THE PRESIDENT: Good morning. This week, Congress voted to expand a vital program that is saving lives across the developing world Â“– the Emergency Plan for AIDS Relief, also known as PEPFAR. I thank members of Congress from both sides of the aisle for working with my Administration to pass this important bill, and I will be honored to sign it into law next week.
PEPFAR is the largest international health initiative dedicated to fighting a single disease in history. And it is a testament to the extraordinary compassion and generosity of the American people. When we first launched this program five-and-a-half years ago, the scourge of HIV/AIDS had cast a shadow over the continent of Africa. Only 50,000 people with AIDS in sub-Sahara Africa were receiving antiretroviral treatment. Today, PEPFAR is supporting treatment for nearly 1.7 million people in the region. PEPFAR has allowed nearly 200,000 African babies to be born HIV free. And this program is bringing hope to a continent in desperate need.
The new legislation that I will sign next week will build on this progress. We will expand access to lifesaving antiretroviral drugs. We will help prevent millions of new HIV infections from occurring. And we will also bolster our efforts to help developing nations combat other devastating diseases like malaria and tuberculosis.
Fighting disease is one part of America’s larger commitment to help struggling nations build more hopeful futures of freedom. Over the past seven years, we’ve learned how advancing the cause of freedom requires combating hopelessness. This is because the only way that the enemies of freedom can attract new recruits to their dark ideology is to exploit distress and despair. So as we help struggling nations achieve freedom from disease through programs like PEPFAR, we must also help them achieve freedom from corruption, freedom from poverty, freedom from hunger, and freedom from tyranny. And that is exactly what we’re doing.

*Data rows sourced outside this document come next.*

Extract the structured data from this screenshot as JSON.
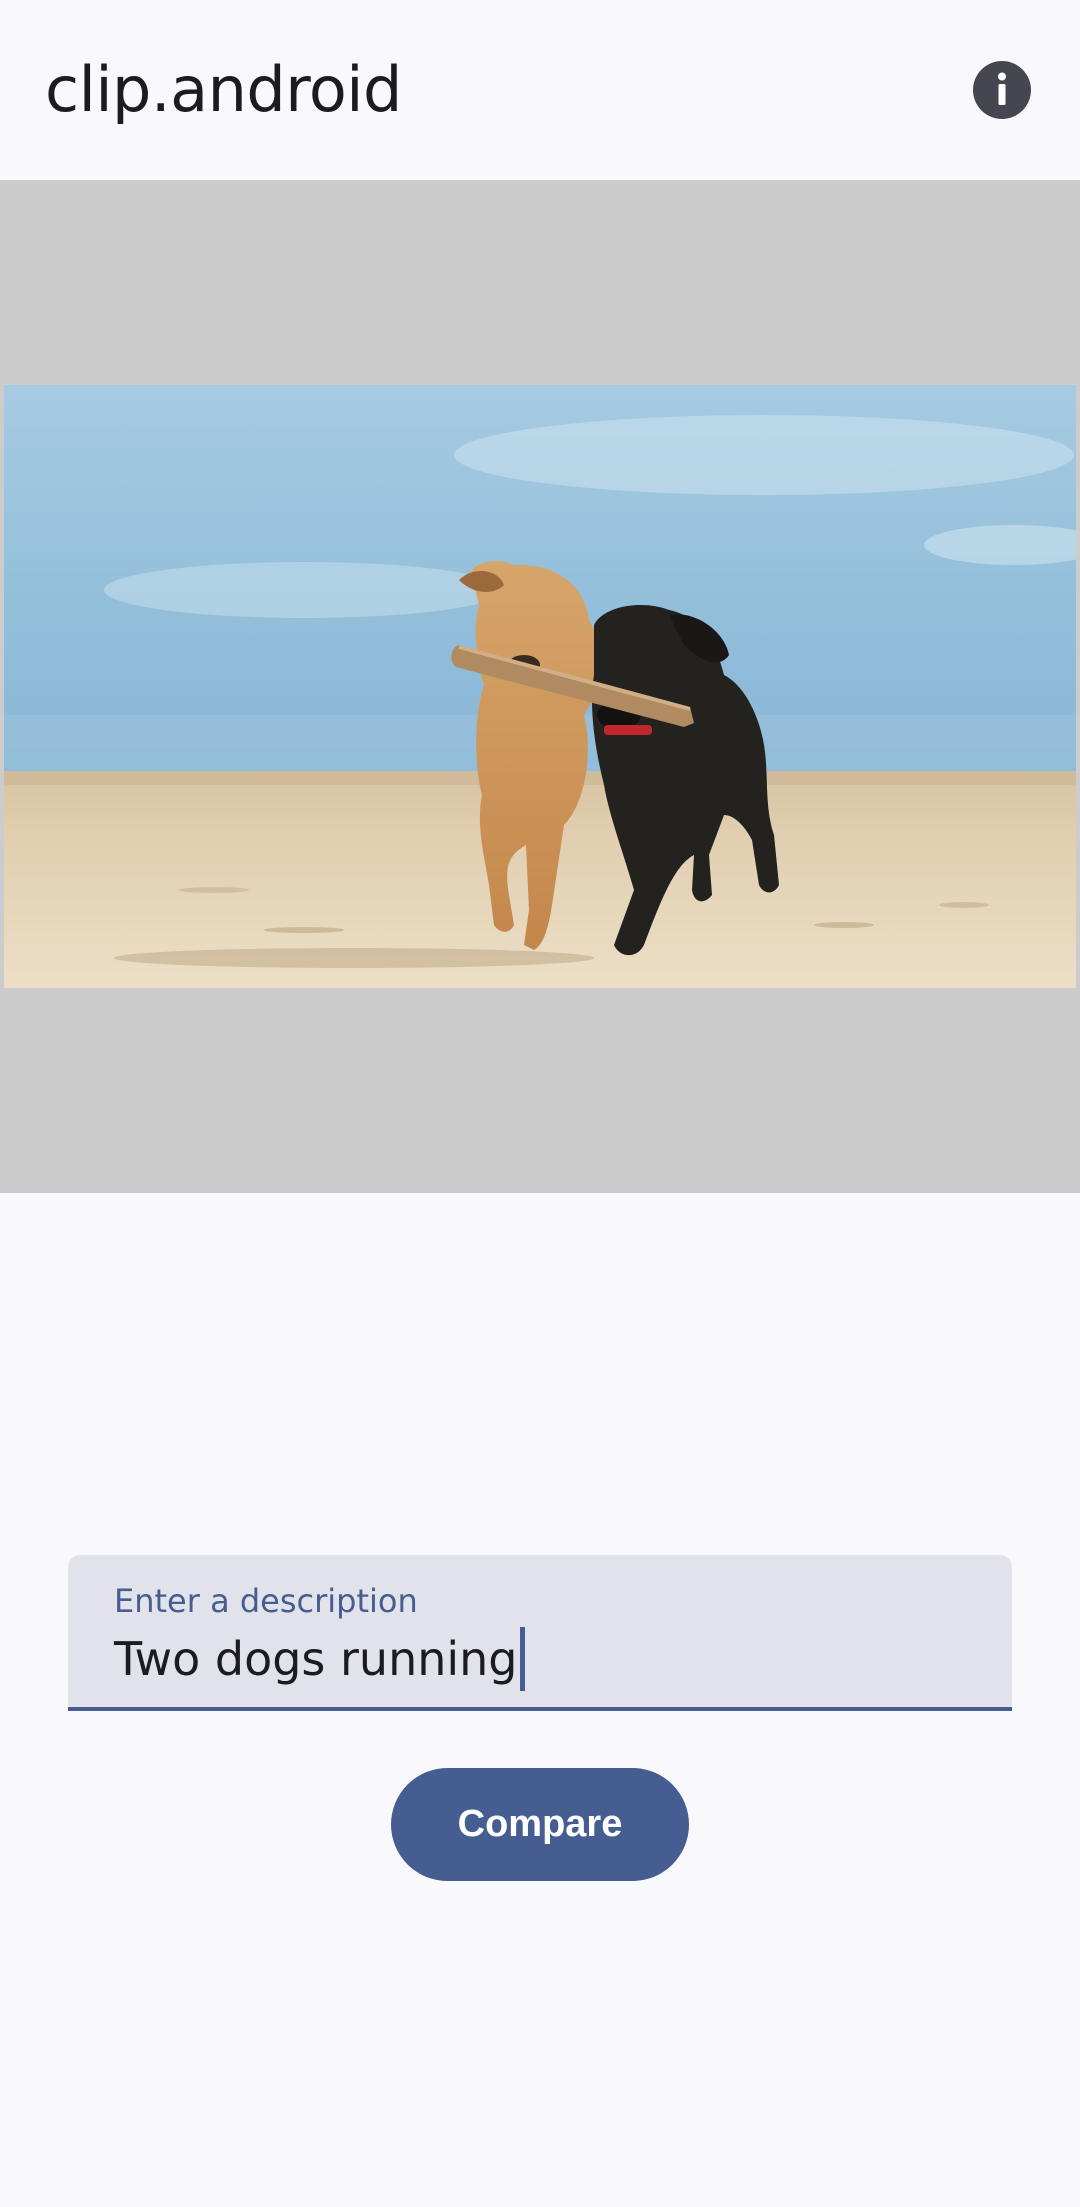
{
  "app_bar": {
    "title": "clip.android",
    "info_icon": "info-icon"
  },
  "image_viewer": {
    "image_subject": "two dogs running on a beach carrying a stick"
  },
  "description_field": {
    "label": "Enter a description",
    "value": "Two dogs running"
  },
  "compare_button": {
    "label": "Compare"
  },
  "colors": {
    "background": "#f9f8fd",
    "primary": "#465d91",
    "field_background": "#e2e2eb",
    "image_area_background": "#cccccc",
    "on_surface": "#1b1b21"
  }
}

America is using our foreign assistance to promote democracy and good government. We have more than doubled the federal budget for democracy and governance and human rights programs. And through the Millennium Challenge Account, we have transformed the way we deliver aid, so we can support developing nations that make important political and economic reforms.

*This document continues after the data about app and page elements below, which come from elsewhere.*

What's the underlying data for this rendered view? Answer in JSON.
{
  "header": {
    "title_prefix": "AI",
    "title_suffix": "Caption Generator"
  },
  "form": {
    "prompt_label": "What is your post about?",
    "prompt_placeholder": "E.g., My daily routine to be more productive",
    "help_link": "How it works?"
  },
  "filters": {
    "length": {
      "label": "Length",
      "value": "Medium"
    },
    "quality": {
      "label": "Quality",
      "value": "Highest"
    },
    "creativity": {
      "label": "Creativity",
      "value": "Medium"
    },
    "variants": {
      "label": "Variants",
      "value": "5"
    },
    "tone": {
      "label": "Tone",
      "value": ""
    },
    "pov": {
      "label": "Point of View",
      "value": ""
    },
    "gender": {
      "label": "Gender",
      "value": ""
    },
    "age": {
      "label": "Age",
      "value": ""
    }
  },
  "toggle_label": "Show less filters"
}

America is promoting free trade and open investment. Over the long term, we know that trade and investment are the best ways to fight poverty, and build strong and prosperous societies. So we have expanded the African Growth and Opportunity Act to increase trade between America and Africa. We have put eleven new free trade agreements into effect since 2001. And we’re striving to make this the year that the world completes an ambitious Doha Round agreement, so we can tear down barriers to trade and investment around the world.

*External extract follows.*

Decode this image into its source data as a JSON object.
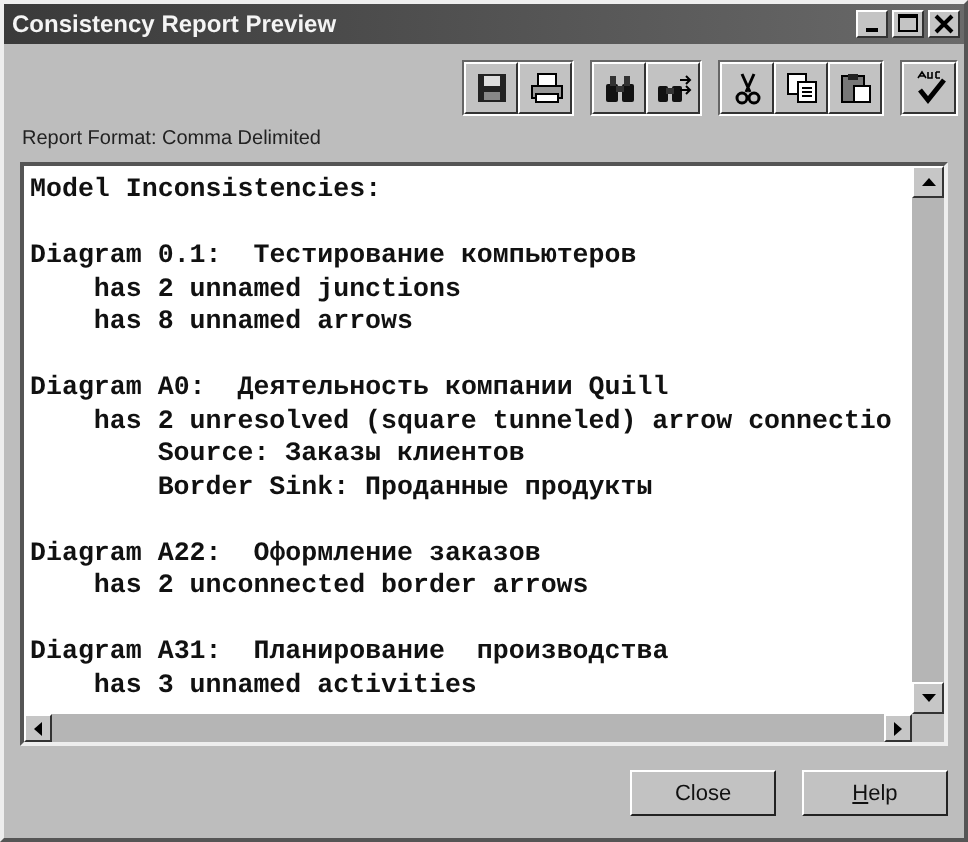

America is leading the fight against global hunger. This year, the United States has provided more than $1.8 billion in new funds to bolster global food security. We are the world’s largest provider of food aid, and we have proposed legislation that would transform the way we deliver this aid to promote greater self-reliance in developing nations.
America is leading the cause of human rights. Over the past seven years, we’ve spoken out against human rights abuses by tyrannical regimes like those in Iran and Syria, Cuba, Sudan, and Zimbabwe. We’ve spoken candidly about human rights with nations with whom America has good relations, such as Egypt and Saudi Arabia and China. And to ensure that our Nation continues to speak out for those who have no other voice, I recently issued a directive instructing all senior U.S. officials serving in undemocratic countries to maintain regular contact with political dissidents and democracy activists.
With all these steps, we’re helping defeat the forces of violent extremism by offering a more hopeful vision of freedom. And as this vision takes hold in more nations around the world, America will be safer here at home.
Thank you for listening.
White House Press Office